=== Begin Enclosure ===
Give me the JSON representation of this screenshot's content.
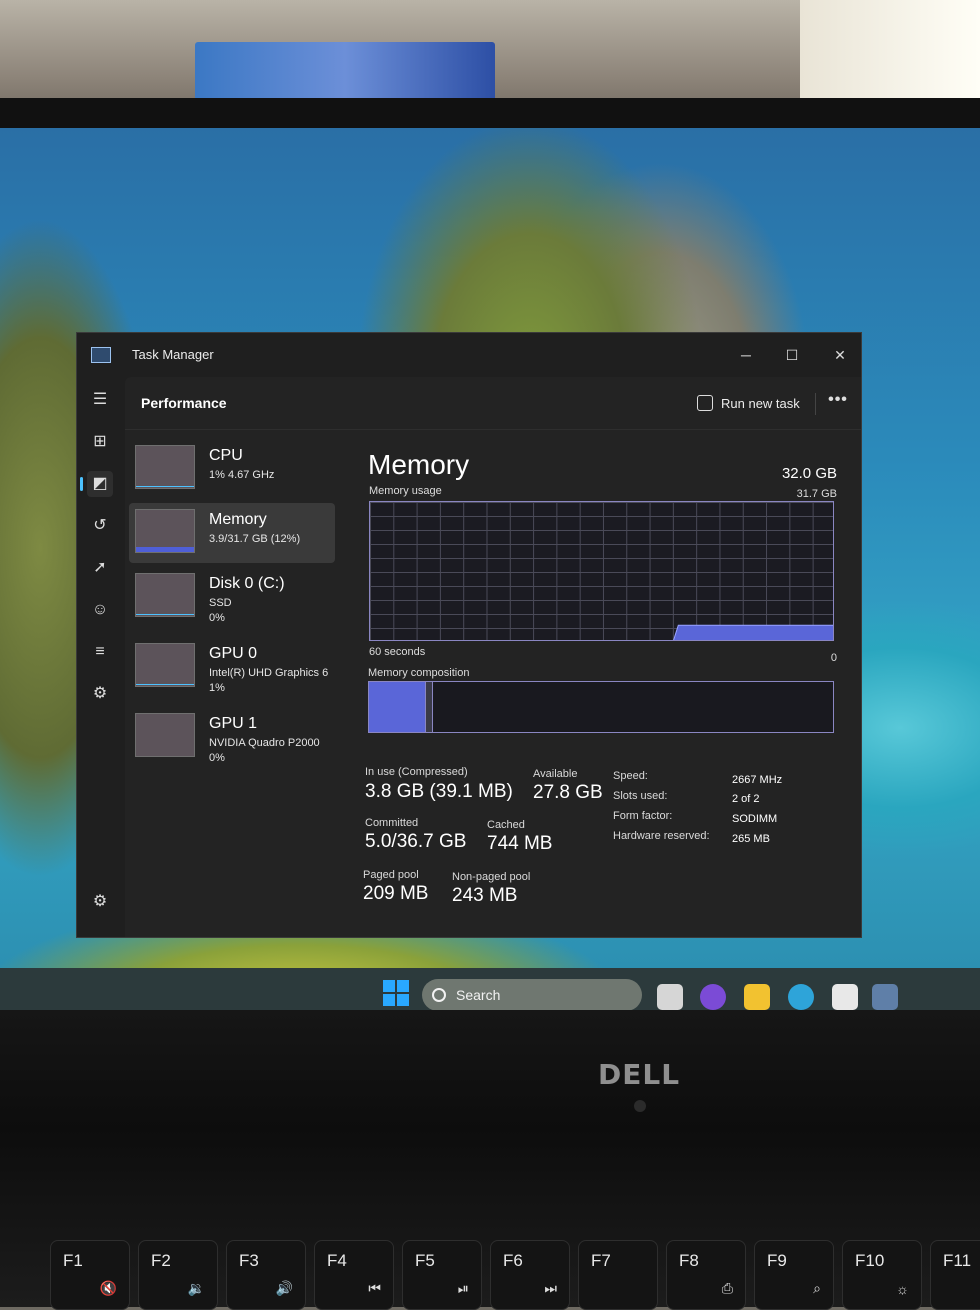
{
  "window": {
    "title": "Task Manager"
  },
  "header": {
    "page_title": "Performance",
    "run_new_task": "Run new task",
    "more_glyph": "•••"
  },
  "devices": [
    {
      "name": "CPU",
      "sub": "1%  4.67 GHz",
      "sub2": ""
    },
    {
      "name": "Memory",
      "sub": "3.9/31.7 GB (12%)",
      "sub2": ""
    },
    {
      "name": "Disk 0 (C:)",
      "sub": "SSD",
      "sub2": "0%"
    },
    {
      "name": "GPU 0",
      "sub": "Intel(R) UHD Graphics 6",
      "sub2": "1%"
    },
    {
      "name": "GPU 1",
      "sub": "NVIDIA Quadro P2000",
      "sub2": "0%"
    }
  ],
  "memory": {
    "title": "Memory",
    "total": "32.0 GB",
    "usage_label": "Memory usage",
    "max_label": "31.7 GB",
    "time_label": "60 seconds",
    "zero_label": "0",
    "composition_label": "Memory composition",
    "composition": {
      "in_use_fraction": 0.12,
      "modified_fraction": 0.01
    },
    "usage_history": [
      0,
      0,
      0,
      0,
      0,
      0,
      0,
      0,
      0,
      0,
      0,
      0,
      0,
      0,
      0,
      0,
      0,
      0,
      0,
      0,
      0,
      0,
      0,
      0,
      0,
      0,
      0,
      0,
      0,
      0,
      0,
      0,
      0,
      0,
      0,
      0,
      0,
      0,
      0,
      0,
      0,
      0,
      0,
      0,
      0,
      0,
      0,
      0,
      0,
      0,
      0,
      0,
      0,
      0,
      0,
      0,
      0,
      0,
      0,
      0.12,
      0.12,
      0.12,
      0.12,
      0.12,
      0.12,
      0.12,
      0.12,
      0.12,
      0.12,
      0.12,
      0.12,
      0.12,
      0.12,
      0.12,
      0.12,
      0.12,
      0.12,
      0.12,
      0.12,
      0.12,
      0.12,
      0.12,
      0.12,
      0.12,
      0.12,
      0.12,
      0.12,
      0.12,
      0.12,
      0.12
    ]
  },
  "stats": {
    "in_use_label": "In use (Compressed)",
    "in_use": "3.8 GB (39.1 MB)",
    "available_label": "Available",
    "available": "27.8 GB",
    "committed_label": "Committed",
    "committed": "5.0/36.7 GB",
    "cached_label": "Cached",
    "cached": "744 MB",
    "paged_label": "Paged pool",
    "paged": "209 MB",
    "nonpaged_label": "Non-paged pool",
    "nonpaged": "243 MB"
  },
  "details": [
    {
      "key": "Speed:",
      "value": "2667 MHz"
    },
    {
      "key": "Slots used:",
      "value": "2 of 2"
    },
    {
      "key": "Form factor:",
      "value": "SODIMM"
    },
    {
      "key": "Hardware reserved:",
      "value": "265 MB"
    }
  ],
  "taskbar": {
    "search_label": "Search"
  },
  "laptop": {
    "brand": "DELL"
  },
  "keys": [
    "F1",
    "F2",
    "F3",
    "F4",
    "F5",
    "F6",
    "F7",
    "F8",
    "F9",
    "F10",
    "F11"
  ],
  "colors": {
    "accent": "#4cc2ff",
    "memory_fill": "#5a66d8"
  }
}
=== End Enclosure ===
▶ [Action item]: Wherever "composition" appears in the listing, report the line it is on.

▶ [Written answer]:
    "composition_label": "Memory composition",
    "composition": {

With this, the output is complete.